Kimball's Green Ridge Turkey Farm, Nashua, N.H., ca. 1945 (Courtesy: Boston Public Library Flickr Photostream)

The Central and Lake Street stations responded to the fire.  All call men were soon summoned to duty.  Firefighters arrived to find the fire at its peak and the interior of the building was completely engulfed in flames as the smoke rose skyward.  Motorists and nearby residents stopped to watch the fire.  A lack of hydrants in the area meant the firefighters had no available water.  Firefighters rushed the half-mile south to the Allen property and were able to attach a pump to a water hole.  They had finally found water to fight the fire.  But, by then, it was out of control.
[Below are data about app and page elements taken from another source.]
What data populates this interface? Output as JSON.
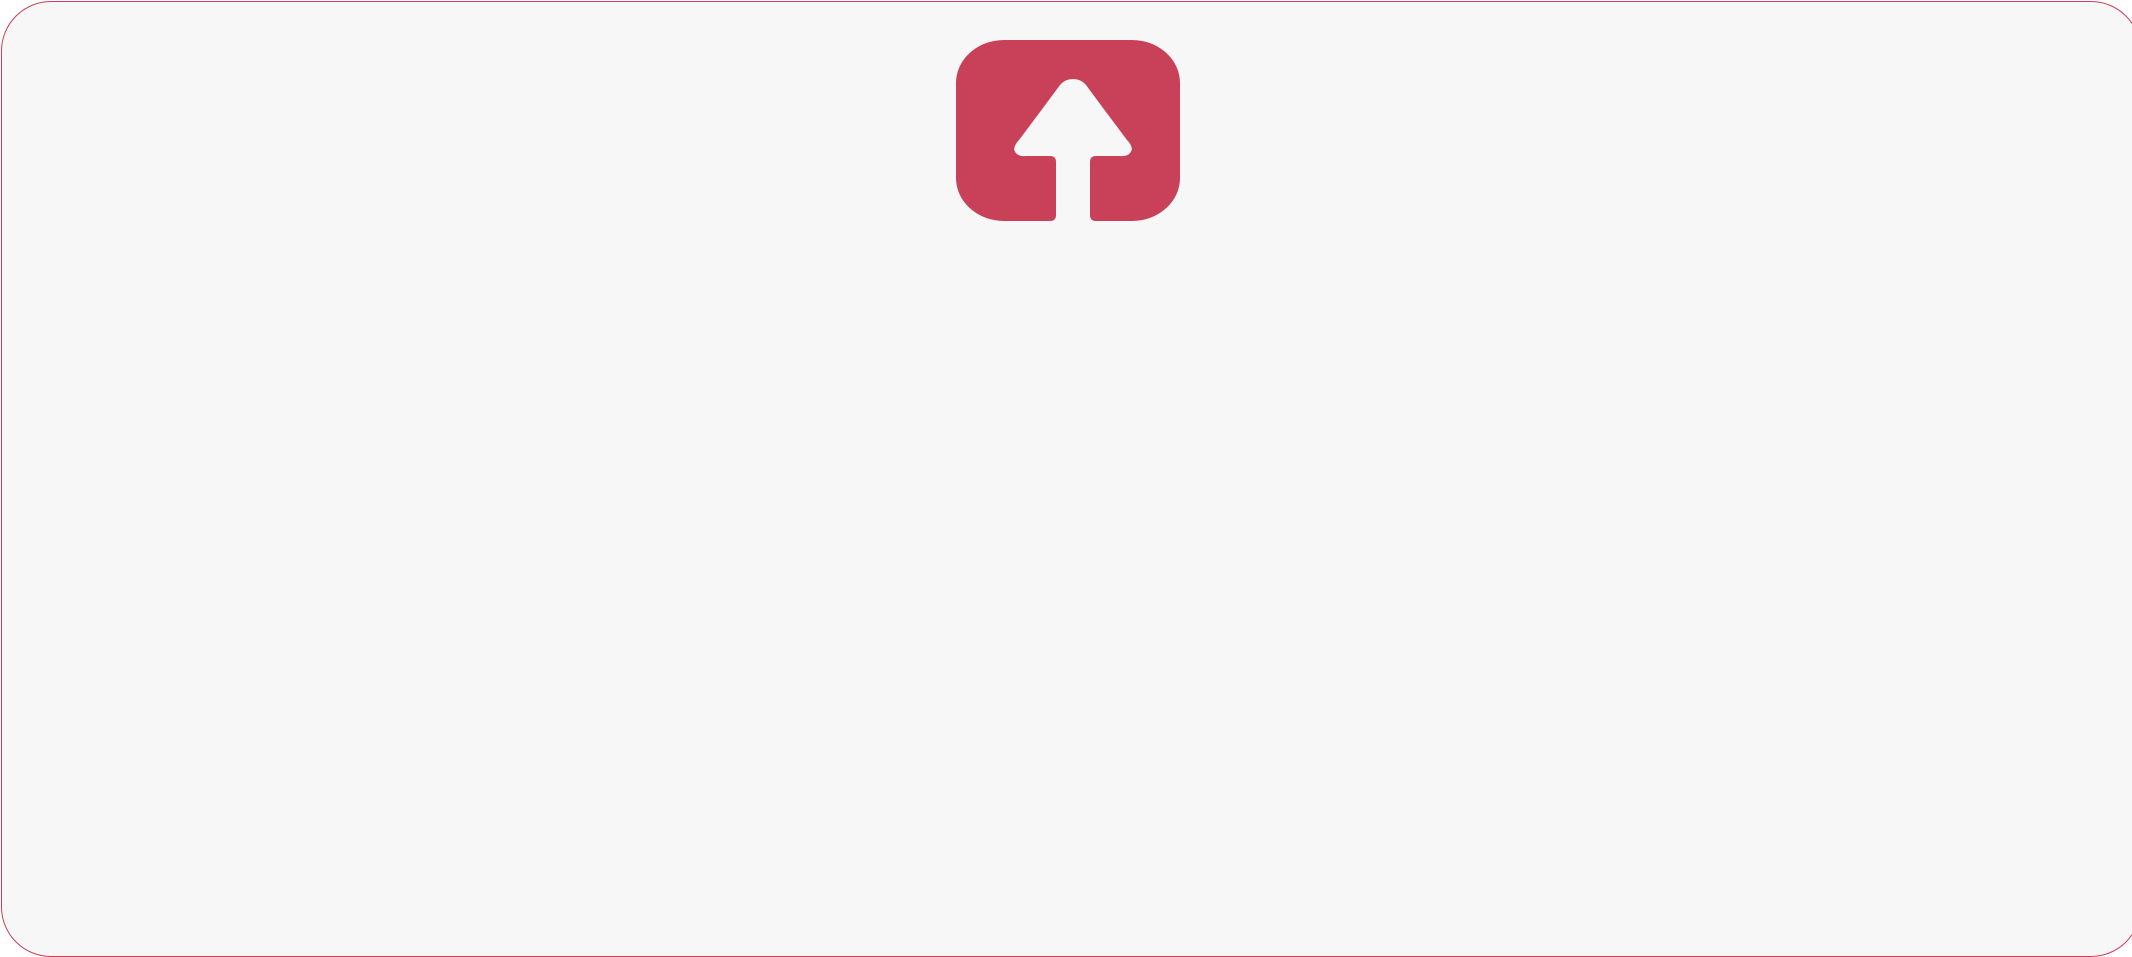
{
  "upload_zone": {
    "icon": "upload-arrow-icon",
    "border_color": "#c9415a",
    "icon_color": "#c84158",
    "background_color": "#f7f7f7"
  }
}
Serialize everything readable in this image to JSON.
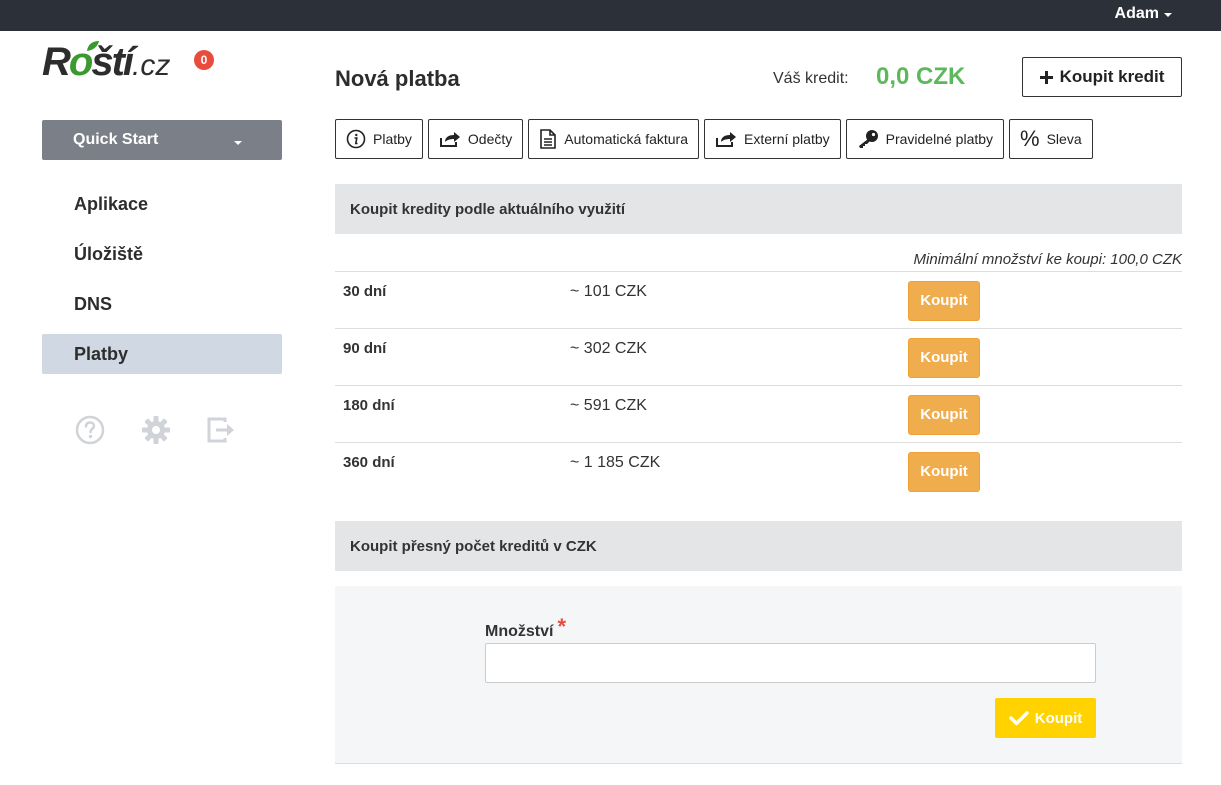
{
  "topbar": {
    "user_name": "Adam"
  },
  "logo": {
    "brand_main": "R",
    "brand_o": "o",
    "brand_rest": "ští",
    "brand_tld": ".cz",
    "notification_count": "0"
  },
  "sidebar": {
    "quick_start": "Quick Start",
    "items": [
      {
        "label": "Aplikace",
        "active": false
      },
      {
        "label": "Úložiště",
        "active": false
      },
      {
        "label": "DNS",
        "active": false
      },
      {
        "label": "Platby",
        "active": true
      }
    ],
    "footer_icons": [
      "help-icon",
      "gear-icon",
      "logout-icon"
    ]
  },
  "header": {
    "title": "Nová platba",
    "credit_label": "Váš kredit:",
    "credit_value": "0,0 CZK",
    "buy_credit_label": "Koupit kredit"
  },
  "tabs": [
    {
      "label": "Platby",
      "icon": "info-icon"
    },
    {
      "label": "Odečty",
      "icon": "share-icon"
    },
    {
      "label": "Automatická faktura",
      "icon": "document-icon"
    },
    {
      "label": "Externí platby",
      "icon": "share-icon"
    },
    {
      "label": "Pravidelné platby",
      "icon": "key-icon"
    },
    {
      "label": "Sleva",
      "icon": "percent-icon"
    }
  ],
  "usage_section": {
    "heading": "Koupit kredity podle aktuálního využití",
    "min_note": "Minimální množství ke koupi: 100,0 CZK",
    "rows": [
      {
        "days": "30 dní",
        "price": "~ 101 CZK",
        "button": "Koupit"
      },
      {
        "days": "90 dní",
        "price": "~ 302 CZK",
        "button": "Koupit"
      },
      {
        "days": "180 dní",
        "price": "~ 591 CZK",
        "button": "Koupit"
      },
      {
        "days": "360 dní",
        "price": "~ 1 185 CZK",
        "button": "Koupit"
      }
    ]
  },
  "exact_section": {
    "heading": "Koupit přesný počet kreditů v CZK",
    "field_label": "Množství",
    "required_mark": "*",
    "field_value": "",
    "submit_label": "Koupit"
  },
  "colors": {
    "topbar": "#2b3039",
    "credit_green": "#5cb85c",
    "buy_orange": "#f0ad4e",
    "submit_yellow": "#ffd200",
    "active_item": "#cfd8e3",
    "badge_red": "#e74c3c"
  }
}
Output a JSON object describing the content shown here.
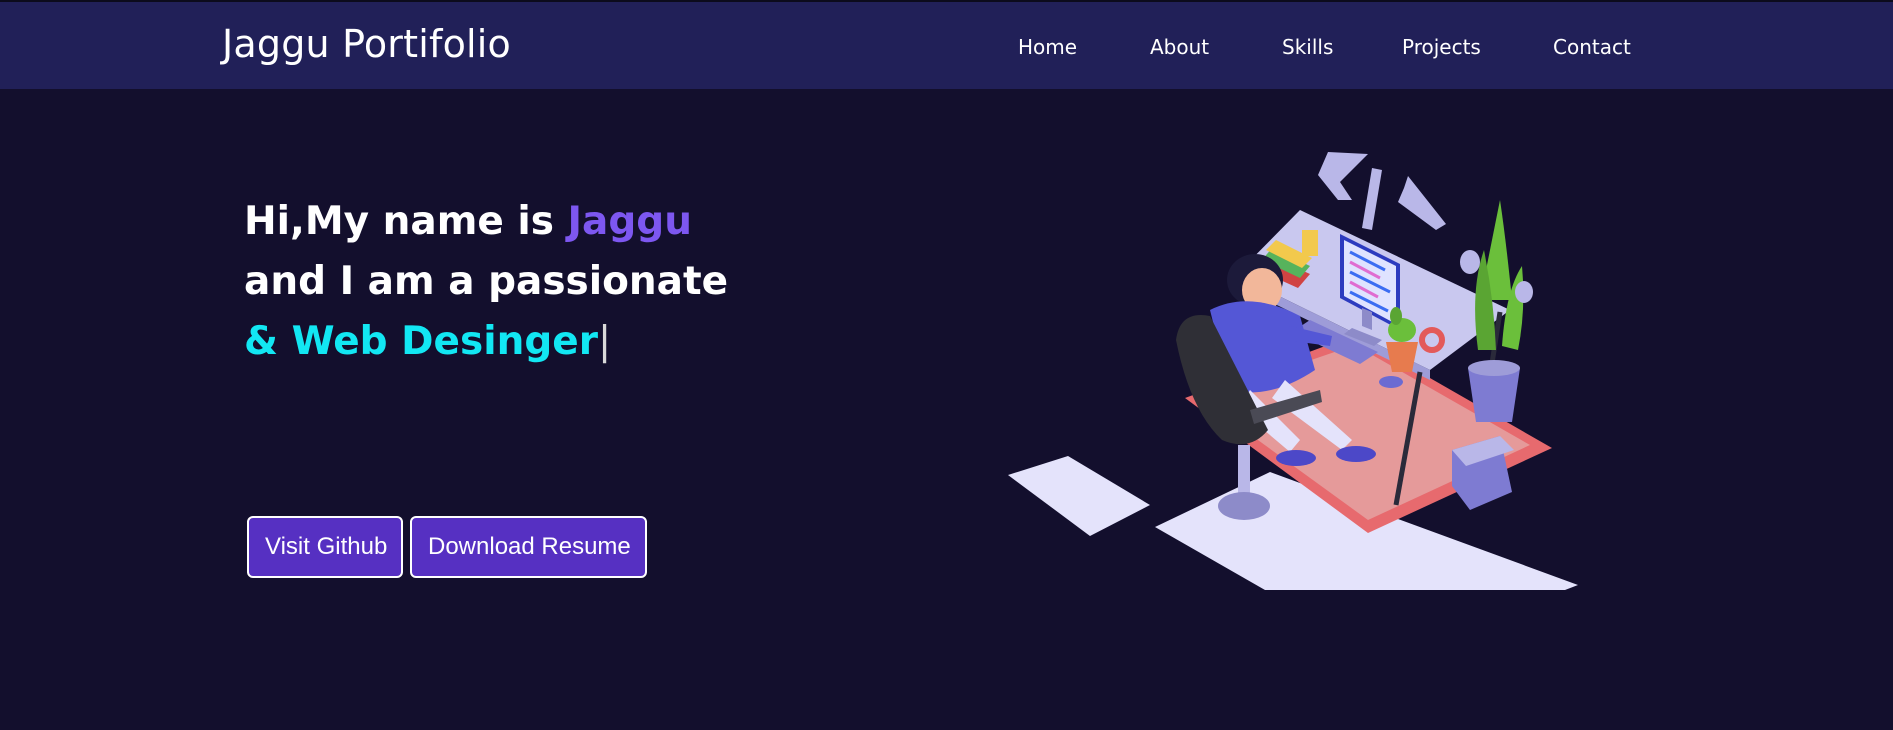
{
  "nav": {
    "brand": "Jaggu Portifolio",
    "links": [
      {
        "label": "Home"
      },
      {
        "label": "About"
      },
      {
        "label": "Skills"
      },
      {
        "label": "Projects"
      },
      {
        "label": "Contact"
      }
    ]
  },
  "hero": {
    "greeting": "Hi,My name is ",
    "name": "Jaggu",
    "line2": "and I am a passionate",
    "role": "& Web Desinger",
    "cursor": "|",
    "buttons": {
      "github": "Visit Github",
      "resume": "Download Resume"
    },
    "illustration_alt": "developer-at-desk-illustration"
  },
  "colors": {
    "page_bg": "#130f2d",
    "navbar_bg": "#212058",
    "accent_purple": "#7d57f0",
    "accent_cyan": "#12e7f3",
    "button_bg": "#5630c2"
  }
}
By the time the fire was out, the restaurant was a total loss.  George Kimball told reporters he didn’t have adequate insurance coverage to rebuild.   The restaurant had been officially closed for the season just a couple of days before, and would have reopened the next year, on February 22.  The losses were deep, however, and the costs were formidable to replace the lost large dining room, soda fountain, and two deep freeze units, that had been holding 250 turkeys.  The Kimballs put the Green Ridge Turkey Farm on the market.

A buyer came forward and, on March 15, 1951, the Kimballs sold their Green Ridge Turkey Farm to Mr. and Mrs. Howard Flanders.  The Flanders rebuilt the restaurant, and reopened it in July 1952.

The Green Ridge Reopens - July 29, 1952. (Lowell Sun)

The Flanders’ ownership of the Green Ridge was short-lived.  After rebuilding and reopening its restaurant following the 1950 fire, they sold it to the Charpentier brothers, Luc, Victor, and Edmund, in 1954.  The Charpentier family owned the Green Ridge from 1954 through its closing in the mid-1990’s, when it was closed, razed, and replaced by a Barnes & Noble, which still stands at the site.  Still, when driving down the DW Highway in Nashua even today, I still look twice for the turkey that once stood atop the Green Ridge Turkey Farm sign perched near the Spit Brook Road intersection.  Has it really been more than 15 years since it came down?

The Barnes & Noble location in Nashua, NH - on the former site of the Green Ridge Turkey Farm (Photo from: Barnes & Noble)